**Given records:**
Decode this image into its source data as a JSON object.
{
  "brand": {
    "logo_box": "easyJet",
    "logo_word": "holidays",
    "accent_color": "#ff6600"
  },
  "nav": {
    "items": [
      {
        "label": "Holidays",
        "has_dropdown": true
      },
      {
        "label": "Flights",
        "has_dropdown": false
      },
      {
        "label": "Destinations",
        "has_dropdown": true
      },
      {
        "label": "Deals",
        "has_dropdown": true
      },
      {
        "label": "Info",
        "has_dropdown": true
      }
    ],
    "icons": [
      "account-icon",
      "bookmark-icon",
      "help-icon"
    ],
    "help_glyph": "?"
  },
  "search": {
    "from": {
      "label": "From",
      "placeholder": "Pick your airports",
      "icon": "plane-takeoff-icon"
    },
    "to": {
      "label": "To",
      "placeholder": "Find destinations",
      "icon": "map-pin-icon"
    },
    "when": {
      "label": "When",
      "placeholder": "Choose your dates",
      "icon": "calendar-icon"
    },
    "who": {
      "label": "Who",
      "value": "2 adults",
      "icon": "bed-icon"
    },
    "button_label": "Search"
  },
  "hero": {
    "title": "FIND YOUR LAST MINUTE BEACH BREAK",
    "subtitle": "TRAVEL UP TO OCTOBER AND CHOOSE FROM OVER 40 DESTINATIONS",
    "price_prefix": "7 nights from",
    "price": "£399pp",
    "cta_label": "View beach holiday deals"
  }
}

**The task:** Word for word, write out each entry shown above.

**Written answer:**
Decode this image into its source data as a JSON object.
{
  "brand": {
    "logo_box": "easyJet",
    "logo_word": "holidays",
    "accent_color": "#ff6600"
  },
  "nav": {
    "items": [
      {
        "label": "Holidays",
        "has_dropdown": true
      },
      {
        "label": "Flights",
        "has_dropdown": false
      },
      {
        "label": "Destinations",
        "has_dropdown": true
      },
      {
        "label": "Deals",
        "has_dropdown": true
      },
      {
        "label": "Info",
        "has_dropdown": true
      }
    ],
    "icons": [
      "account-icon",
      "bookmark-icon",
      "help-icon"
    ],
    "help_glyph": "?"
  },
  "search": {
    "from": {
      "label": "From",
      "placeholder": "Pick your airports",
      "icon": "plane-takeoff-icon"
    },
    "to": {
      "label": "To",
      "placeholder": "Find destinations",
      "icon": "map-pin-icon"
    },
    "when": {
      "label": "When",
      "placeholder": "Choose your dates",
      "icon": "calendar-icon"
    },
    "who": {
      "label": "Who",
      "value": "2 adults",
      "icon": "bed-icon"
    },
    "button_label": "Search"
  },
  "hero": {
    "title": "FIND YOUR LAST MINUTE BEACH BREAK",
    "subtitle": "TRAVEL UP TO OCTOBER AND CHOOSE FROM OVER 40 DESTINATIONS",
    "price_prefix": "7 nights from",
    "price": "£399pp",
    "cta_label": "View beach holiday deals"
  }
}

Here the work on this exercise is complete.